19 comments:

Rosa's Yummy Yums said...

What marvlous food! I always love a good polenta.

Best wishes for 2014!

Cheers,

Rosa

Claudia said...

You just warmed me right up. Even though we are soaring all the way to zero, and I feel (comparatively) warm - this will do the trick to get us all warmed up until the temps decide to cooperate.

Laney said...

Gosh that looks like fun! Such great ideas for polenta...feeling warm already:)

AdriBarr said...

Oh, I love it, your very own Polenta Sagra! What fun! It all looks so tantalizing, perfect for your cold weather. I will just take all of yours. Yum! I also must add that your personalized dish is really wonderful. I loved seeing it.

Stacey Snacks said...

It all looks wonderful and comforting, especially for a FRIGID day like today!
PS I must have that gorgeous hat that the woman in the backround is wearing! I love it! (and her coat).

The Short (dis)Order Cook said...

These all look great. I love polenta, but I think I like your dish the best!

Proud Italian Cook said...

I want your dish and what's in it for dinner tonight. I can't think of a better meal to warm me up on this frigid day. I'm taking sausage out of my freezer right now!

Chiara Giglio said...

E' il miglior comfort food dell'inverno, viva la polenta !

Frank Fariello said...

Nothing better for frigid winter temperatures! Your cheese and sausage polenta looks incredible—and the sausage and sauerkraut didn't look too shabby, either...

Frank Fariello said...
This comment has been removed by a blog administrator.
Frank Fariello said...
This comment has been removed by a blog administrator.
Michelle - Majella Home Cooking said...

What a feast! The dishes all look fantastic particularly your cheese and sausage version. Polenta really is such a communal dish - perfect for hunkering down together on a cold night with some comfort food. I also love the desserts - I make a cranberry tart with a polenta crust every Thanksgiving. The polenta gives the dough a great bite.

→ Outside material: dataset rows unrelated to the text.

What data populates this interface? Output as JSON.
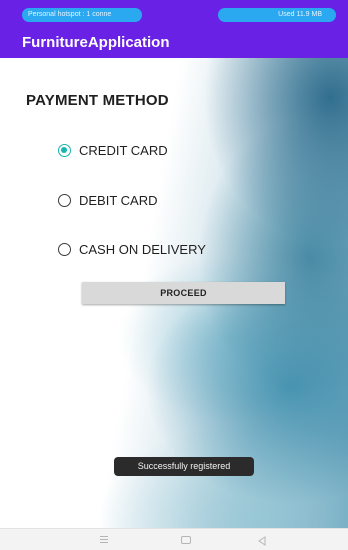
{
  "status_bar": {
    "hotspot_text": "Personal hotspot : 1 conne",
    "data_used_text": "Used 11.9 MB"
  },
  "app_bar": {
    "title": "FurnitureApplication"
  },
  "content": {
    "heading": "PAYMENT METHOD",
    "options": [
      {
        "label": "CREDIT CARD",
        "selected": true
      },
      {
        "label": "DEBIT CARD",
        "selected": false
      },
      {
        "label": "CASH ON DELIVERY",
        "selected": false
      }
    ],
    "proceed_label": "PROCEED",
    "toast_text": "Successfully registered"
  },
  "colors": {
    "primary": "#6a21e6",
    "pill": "#2ba9f0",
    "radio_checked": "#19b5b0"
  },
  "nav_bar": {
    "icons": [
      "menu-icon",
      "home-icon",
      "back-icon"
    ]
  }
}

Pat @ Mille Fiori Favoriti said...

My husband's first childhood memory is his mother giving him a wooden spoon that she just used to scrape the polenta out of the pot to a dish, so that he could lick it clean. He's been doing the same with every pot of polenta since..lol! His favorite polenta is one cooked with broccoli and some parmesan cheese and a few drizzles of olive oil incorporated into it--the polenta comes out green. He likes it both soft and then any leftovers are sliced and fried the next day. He'd be in his glory coming to a polenta festa, Linda!

Pat @ Mille Fiori Favoriti said...

PS: L0ve your personalized dish!

SavoringTime in the Kitchen said...

My son-in-law is a wonderful polenta maker and he always has a variety of savory toppings for it that make it even more delicious. It's because of him that I finally appreciate polenta. What a great gathering of recipes and I'm off to check out that polenta lemon cake!

Lucia said...

Oh I wish I lived near you! I love polenta. I have been recently using instant polenta when time is short, not a bad substitution but not a good as from scratch.

Roz Corieri Paige said...

What an awesome group to be part of! Truly, your savory polenta is the best of all. And the lemon polenta cake is gorgeous! Hope you had a beautiful Christmas and that your 2014 is full of blessings! Can't wait to read all of your posts for this upcoming year Linda!

Cathy at Wives with Knives said...

What a fun party! I would love to try every single one of those dishes starting with the sausage and greens. The storms last week were wild - I've never seen anything like it.

Peter Sunshine said...

I want try Italian Parties too! With pizzas and all kinds of Italian food on the table! Ever since I tasted Pizza Paradiso Orlando's Italian Pizzas, I've always wanted to try all Italian cuisines also. Good thing their delivery is fast and always on time, still nothing beats with all-Italian cuisineful of table!